Filmmaking refers to the process of creating prints or photographic images from images taken with a digital camera. Filmmakers use film to capture subjects, usually those that are in focus in a photograph, and then use special software to “print” the image onto paper or other material. There are many styles of film making; however, the most well-known are: digital, offset, photography, tint, stencil, and print film. In addition to using film to capture images, filmmakers can also make use of video equipment to create films.
Filmmakers have two options for covering their photographs: stock film, which is made up of non-oil film, or negative space, which is the difference between the top and bottom of the photograph. A thin film or print is made up of a thin sheet of film, often transparent film covered with a plastic substance like vinyl, polyester or nylon for covering. A thin film is most commonly used to create still pictures or simple illustrations (like paintings) or to create photographs. However, some filmmakers prefer to use cellulose nitrate-based or negative-space film for special effects, since the thicker sheets of film allow for subtle movements that the audience cannot see. Filmmakers can also use other types of film such as nitrocellulose, nitrate-free, or flexees to create a wide range of effects.

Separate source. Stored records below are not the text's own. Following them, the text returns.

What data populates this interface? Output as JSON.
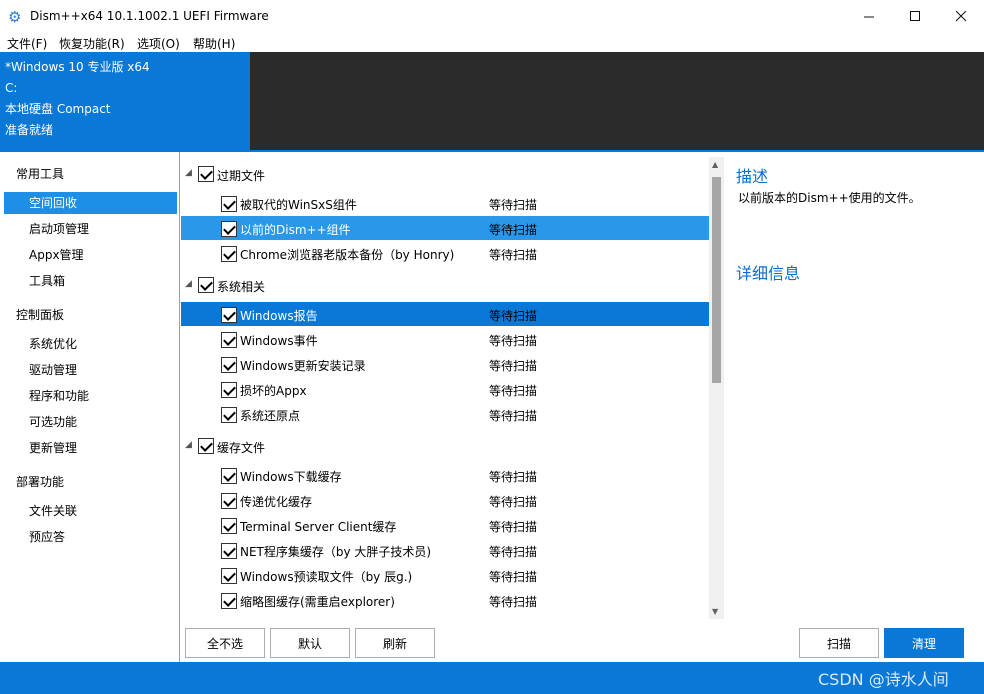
{
  "window": {
    "title": "Dism++x64 10.1.1002.1 UEFI Firmware",
    "app_icon": "gear-icon",
    "minimize": "—",
    "maximize": "☐",
    "close": "✕"
  },
  "menu": [
    "文件(F)",
    "恢复功能(R)",
    "选项(O)",
    "帮助(H)"
  ],
  "info": {
    "os": "*Windows 10 专业版 x64",
    "drive": "C:",
    "disk": "本地硬盘 Compact",
    "status": "准备就绪"
  },
  "sidebar": {
    "groups": [
      {
        "label": "常用工具",
        "items": [
          "空间回收",
          "启动项管理",
          "Appx管理",
          "工具箱"
        ]
      },
      {
        "label": "控制面板",
        "items": [
          "系统优化",
          "驱动管理",
          "程序和功能",
          "可选功能",
          "更新管理"
        ]
      },
      {
        "label": "部署功能",
        "items": [
          "文件关联",
          "预应答"
        ]
      }
    ]
  },
  "list": {
    "groups": [
      {
        "label": "过期文件",
        "items": [
          {
            "label": "被取代的WinSxS组件",
            "status": "等待扫描"
          },
          {
            "label": "以前的Dism++组件",
            "status": "等待扫描"
          },
          {
            "label": "Chrome浏览器老版本备份（by Honry)",
            "status": "等待扫描"
          }
        ]
      },
      {
        "label": "系统相关",
        "items": [
          {
            "label": "Windows报告",
            "status": "等待扫描"
          },
          {
            "label": "Windows事件",
            "status": "等待扫描"
          },
          {
            "label": "Windows更新安装记录",
            "status": "等待扫描"
          },
          {
            "label": "损坏的Appx",
            "status": "等待扫描"
          },
          {
            "label": "系统还原点",
            "status": "等待扫描"
          }
        ]
      },
      {
        "label": "缓存文件",
        "items": [
          {
            "label": "Windows下载缓存",
            "status": "等待扫描"
          },
          {
            "label": "传递优化缓存",
            "status": "等待扫描"
          },
          {
            "label": "Terminal Server Client缓存",
            "status": "等待扫描"
          },
          {
            "label": "NET程序集缓存（by 大胖子技术员)",
            "status": "等待扫描"
          },
          {
            "label": "Windows预读取文件（by 辰g.)",
            "status": "等待扫描"
          },
          {
            "label": "缩略图缓存(需重启explorer)",
            "status": "等待扫描"
          }
        ]
      }
    ]
  },
  "description": {
    "title": "描述",
    "text": "以前版本的Dism++使用的文件。",
    "detail_title": "详细信息"
  },
  "buttons": {
    "deselect_all": "全不选",
    "default": "默认",
    "refresh": "刷新",
    "scan": "扫描",
    "clean": "清理"
  },
  "watermark": "CSDN @诗水人间"
}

Filmmakers use a third type of media to create motion pictures, called projection film. This is typically thicker than the two words and is also referred to as “cassette.” The term “cassette” comes from the fact that the film does not contain sound, only images. Images are put on both sides of the film, thus producing a continuous film (although the term is often used interchangeably with “cassette”).
Because there is no visual medium in the form of motion pictures, filmmakers must rely on their storytelling skills to tell their story through their films. Therefore, the entire process of filming a motion picture is highly creative. The key part to this process is the establishing of the main characters, the locations, as well as the various aspects of the environment to be rendered. When the film has been completed, the master copy is typically burned to disk or stored in a VCR for safekeeping.
Of course, not all of our modern technology is quite capable of producing motion pictures with 100% clarity. Film developed using techniques of the time (dye sublimation for instance) were unable to provide the crisp, colorful images so popular in motion pictures today. However, advancements in technology have made possible the production of motion pictures using digital methods. This means that photographers are able to capture moving images using a computer, rather than film. Some cameras even have the ability to create three-dimensional images or films with depth and full surround sound effects.
Filmmaking technology of today certainly has come a long way from the days of long hours of darkness and arduous shooting schedules for the likes of movies such as Snow White and The Lord of the Rings. But Filmmakers still need to learn how to properly use all of the available tools and how to create striking and memorable films. It takes talent, experience, as well as a certain amount of technical knowledge and skill to master the art of directing and creating moving images.